I am pleased that the Department is issuing this Dear Colleague letter on athletic programs today. I think this reaffirmation of longstanding policy will help to bolster Title IX and assure that educational institutions that receive federal financial assistance do not discriminate on the basis of sex.
Secretary Arne Duncan's Testimony Before the Senate Appropriations Subcommittee on Labor, Health and Human Services, Education, and Related Agencies Regarding the FY 2011 Education Budget
Chairman Harkin, Ranking Member Cochran, Members of the Subcommittee:

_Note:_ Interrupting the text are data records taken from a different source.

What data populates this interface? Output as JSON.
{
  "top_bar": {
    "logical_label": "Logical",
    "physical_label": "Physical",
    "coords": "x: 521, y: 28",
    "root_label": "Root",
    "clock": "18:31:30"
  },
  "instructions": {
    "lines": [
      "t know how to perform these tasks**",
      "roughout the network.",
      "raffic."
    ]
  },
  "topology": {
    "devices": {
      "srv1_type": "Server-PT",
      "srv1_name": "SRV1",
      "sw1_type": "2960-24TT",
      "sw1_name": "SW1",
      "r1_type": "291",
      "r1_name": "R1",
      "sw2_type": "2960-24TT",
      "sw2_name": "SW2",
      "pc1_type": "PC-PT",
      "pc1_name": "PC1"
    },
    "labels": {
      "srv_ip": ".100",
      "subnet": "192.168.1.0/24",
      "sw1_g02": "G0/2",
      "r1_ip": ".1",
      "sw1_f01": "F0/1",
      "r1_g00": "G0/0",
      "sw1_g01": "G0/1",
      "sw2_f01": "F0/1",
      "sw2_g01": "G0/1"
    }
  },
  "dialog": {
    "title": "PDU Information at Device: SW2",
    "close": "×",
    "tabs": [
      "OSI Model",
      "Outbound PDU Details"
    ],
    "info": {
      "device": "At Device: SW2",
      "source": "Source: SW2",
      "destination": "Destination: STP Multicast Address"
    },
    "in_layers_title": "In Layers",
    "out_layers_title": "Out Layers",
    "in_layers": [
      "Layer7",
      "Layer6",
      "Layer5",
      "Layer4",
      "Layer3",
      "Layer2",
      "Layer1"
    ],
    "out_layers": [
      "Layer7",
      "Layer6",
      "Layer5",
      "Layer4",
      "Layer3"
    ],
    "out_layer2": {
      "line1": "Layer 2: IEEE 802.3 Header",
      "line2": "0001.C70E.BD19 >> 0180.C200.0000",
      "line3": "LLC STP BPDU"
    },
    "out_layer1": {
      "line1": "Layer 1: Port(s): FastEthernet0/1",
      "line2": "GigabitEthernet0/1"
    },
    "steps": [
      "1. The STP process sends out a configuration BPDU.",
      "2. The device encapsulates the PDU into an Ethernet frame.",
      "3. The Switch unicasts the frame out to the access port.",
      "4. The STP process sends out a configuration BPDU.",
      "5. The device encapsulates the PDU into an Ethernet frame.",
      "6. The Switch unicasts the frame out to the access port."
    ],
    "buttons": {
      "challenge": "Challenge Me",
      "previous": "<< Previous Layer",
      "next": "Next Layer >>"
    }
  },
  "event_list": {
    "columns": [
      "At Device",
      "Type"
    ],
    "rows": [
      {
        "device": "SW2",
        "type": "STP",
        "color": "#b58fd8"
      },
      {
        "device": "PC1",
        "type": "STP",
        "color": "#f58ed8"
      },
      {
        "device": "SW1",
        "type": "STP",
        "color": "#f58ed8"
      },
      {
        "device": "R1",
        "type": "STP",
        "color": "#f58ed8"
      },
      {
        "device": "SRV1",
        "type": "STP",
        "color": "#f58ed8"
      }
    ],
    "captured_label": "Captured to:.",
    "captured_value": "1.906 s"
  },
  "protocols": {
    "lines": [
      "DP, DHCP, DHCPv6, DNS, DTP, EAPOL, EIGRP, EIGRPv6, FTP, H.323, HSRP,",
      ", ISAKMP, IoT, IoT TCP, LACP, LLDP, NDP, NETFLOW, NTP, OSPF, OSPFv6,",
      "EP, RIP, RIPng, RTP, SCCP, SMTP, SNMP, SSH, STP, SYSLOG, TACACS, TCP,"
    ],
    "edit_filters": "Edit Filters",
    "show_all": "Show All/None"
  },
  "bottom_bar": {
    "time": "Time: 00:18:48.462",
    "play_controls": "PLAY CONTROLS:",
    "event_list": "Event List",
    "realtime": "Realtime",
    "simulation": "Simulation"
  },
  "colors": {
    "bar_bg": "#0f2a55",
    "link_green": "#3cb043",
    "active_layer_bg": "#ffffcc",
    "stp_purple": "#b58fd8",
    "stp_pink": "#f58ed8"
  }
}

I planned to begin today by talking about education reform because there is a lot of good news to reportbut before I do I want to talk about education jobs.
If there is a message that I hope you will take away from today's conference it is this: The arts can no longer be treated as a frill. As First Lady Michelle Obama has said, "the arts are not just a nice thing to have or do if there is free time or if one can afford it... Paintings and poetry, music and design... they all define who we are as a people."
Thank you for joining me today for this historic announcement.
Today, I'm proud to announce that Delaware and Tennessee have won grants in the first phase of Race to the Top.
Secretary Arne Duncan's Testimony Before the House Appropriations Committee on the President's Proposals for the 2011 Education Budget and for the Reauthorization of ESEA
Chairman Obey, Ranking Member Tiahrt, Members of the Committee:
I want to begin by thanking you for what you have done to keep America's teachers in the classroom and to keep America's children learning.
Secretary Arne Duncan's Testimony Before the Senate Health, Education, Labor, and Pensions Committee and the House Education and Labor Committee on the Obama Administration's Blueprint for Reauthorizing the Elementary and Secondary Education Act (ESEA)
Thank you Chairman Harkin, Senator Enzi, and members of the committee. It's an honor to be here today.
Graduation Rates of NCAA Tournament Teams: Secretary Arne Duncan's Introductory Remarks in a Joint Press Call
Secretary Arne Duncan made these introductory remarks in a joint press call with Richard Lapchick, Director of the Institute for Diversity and Ethics in Sport at the University of Central Florida, and Benjamin Jealous, President and CEO of the NAACP.
Reform, Accountability, and Leading from the Local Level: Secretary Arne Duncan's Remarks to the National League of Cities' Congressional City Conference
Secretary LaHood is a tough act to follow. But I am delighted to be here today to talk about a cause that is urgent and personalnot just for me but for all of us gathered here today. As President Obama has said, there are "any number of actions we can take as a nation to enhance our competitiveness and secure a better future for our people.
Crossing the Next Bridge: Secretary Arne Duncan’s Remarks on the 45th Anniversary of "Bloody Sunday" at the Edmund Pettus Bridge, Selma, Alabama
It is a great honorand a sobering oneto speak at the Edmund Pettus Bridge. Here, 45 years ago, a recalcitrant state and governor slowly, begrudgingly, were forced to make due on the American promise of equal opportunity.
Last July, I joined with President Obama to kick off the Race to the Top. This competition, which was funded through the Recovery Act with the support of Congress, put unprecedented resources$4.35 billion dollarson the table to reward states that are ready to dramatically re-shape America's educational system.
We said from the beginning that we were going to set a very high bar in this competition, that we would only reward excellence, and that winning would require an all hands on deck approach to reform.